With this scene, I perched myself along one of my favorite beaches in Big Sur. The tide was on its way in and the pathway down to the beach was overgrown with brush laden with ticks, so I decided to set up along the ridge. I found a nice composition with the sea stacks leading into the mountains in the distance. To make the composition work, I used my Nikkor W 300mm f/5.6, which is considered to be a normal lens on 8x10. With the use of tilt, I achieved the depth of field required to maintain sharpness throughout the scene with an aperture of f/45. I generally use three film stocks when shooting dynamic landscapes such as this. When shooting in low contrast light or in light where I can easily control the highlights with filters, I shoot with either Fuji Velvia 50 or Fuji Provia 100F. Both of these are positive films with incredibly low grain and produce fantastic color and contrast. When shooting into the sun or in very high contrast situations, I use a negative film called Kodak Ektar 100, which is what I decided to use for this scene. Though I have personally never over exposed Ektar, I still decided to use a two-stop graduated neutral density filter to keep some of the brighter areas of the scene in check.

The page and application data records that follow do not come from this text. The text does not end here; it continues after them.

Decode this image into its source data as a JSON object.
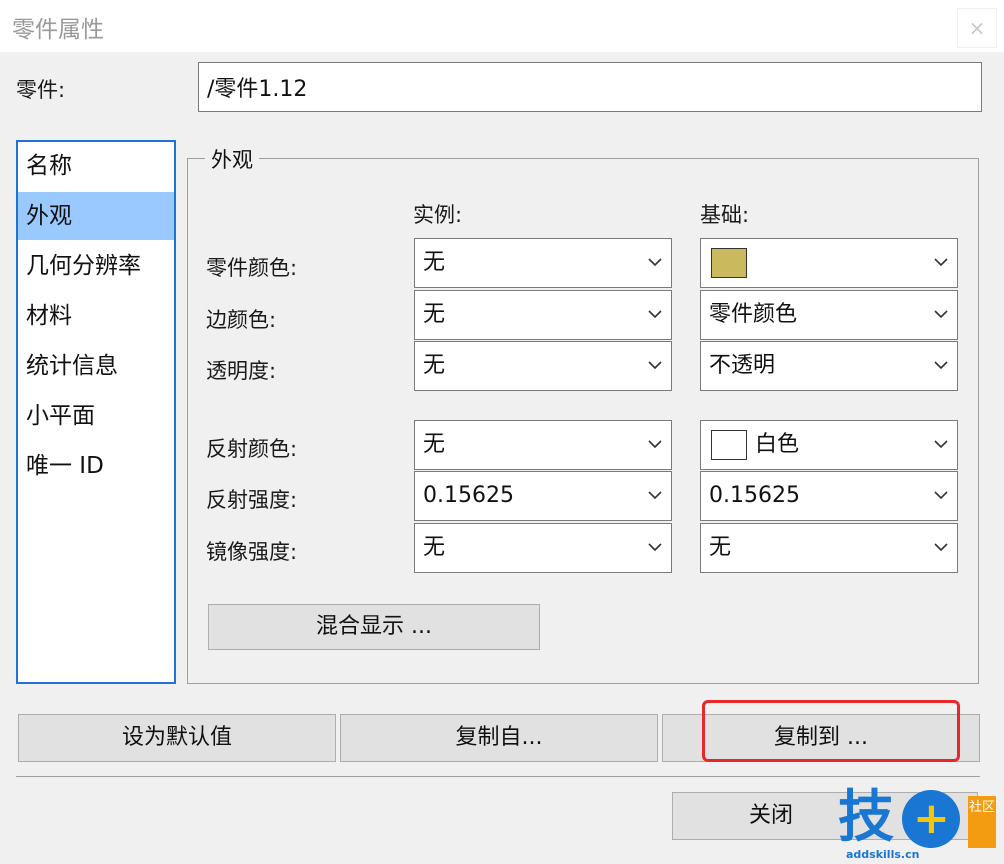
{
  "window": {
    "title": "零件属性",
    "close_glyph": "×"
  },
  "part": {
    "label": "零件:",
    "value": "/零件1.12"
  },
  "nav": {
    "items": [
      {
        "label": "名称"
      },
      {
        "label": "外观",
        "selected": true
      },
      {
        "label": "几何分辨率"
      },
      {
        "label": "材料"
      },
      {
        "label": "统计信息"
      },
      {
        "label": "小平面"
      },
      {
        "label": "唯一 ID"
      }
    ]
  },
  "appearance": {
    "group_title": "外观",
    "col_instance": "实例:",
    "col_base": "基础:",
    "rows": [
      {
        "label": "零件颜色:",
        "instance": "无",
        "base": "",
        "base_swatch": "#cbb95e"
      },
      {
        "label": "边颜色:",
        "instance": "无",
        "base": "零件颜色"
      },
      {
        "label": "透明度:",
        "instance": "无",
        "base": "不透明"
      },
      {
        "label": "反射颜色:",
        "instance": "无",
        "base": "白色",
        "base_swatch": "#ffffff"
      },
      {
        "label": "反射强度:",
        "instance": "0.15625",
        "base": "0.15625"
      },
      {
        "label": "镜像强度:",
        "instance": "无",
        "base": "无"
      }
    ],
    "blend_button": "混合显示 ..."
  },
  "actions": {
    "set_default": "设为默认值",
    "copy_from": "复制自...",
    "copy_to": "复制到 ...",
    "close": "关闭"
  },
  "watermark": {
    "char": "技",
    "plus": "+",
    "badge": "社区",
    "url": "addskills.cn"
  },
  "colors": {
    "selection": "#99c9ff",
    "list_border": "#1e74d6",
    "highlight": "#e8272a",
    "brand": "#1976d2"
  }
}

When I’m not backpacking with my 8x10 setup, I like to use the sturdiest tripod available, which is my Really Right Stuff TVC-44. The thick carbon fiber legs give me more than enough support for the weight of the camera during the long exposures required for large format photography. If I ever need any extra stability, I’ll sometimes hang my bag underneath with an adjustable climbing webbing to ensure the bag doesn’t shake in the wind.
This was the third time I had visited this location, having found the spot several months before, but had never exposed a sheet of film. I generally try to watch several sunrises and sunsets at a location before shooting to analyze how the light falls on the scene. During that time, I’ll sit in different spots, watching the light and mark compositions in my head or on my GPS to revisit with a camera. I take into consideration the direction the sun will rise and set, the time of year that will create the light I’m wanting, and the weather.
On this particular evening, the light was falling into the cove I had picked out a couple of weeks prior and the forecast looked promising for clouds, as a summer monsoonal pattern had been in the area. After I had set up, composed and focused, I waited for the right light to expose a sheet of film. As the sun began to touch the top of the distant marine layer, casting a beam of light on the mountains in the distance, I loaded my film holder, pulled the dark slide, and waited for the right wave. I spot metered the shadows at about zone III to zone IV to properly expose Ektar with a handheld Sekonic L-558. At f/45, my shutter speed was right around 2 seconds, which would be perfect to smooth the texture of the water, but still maintain a bit of detail. I waited for the right set of waves and exposed this sheet, as well as a backup sheet, just a few moments apart.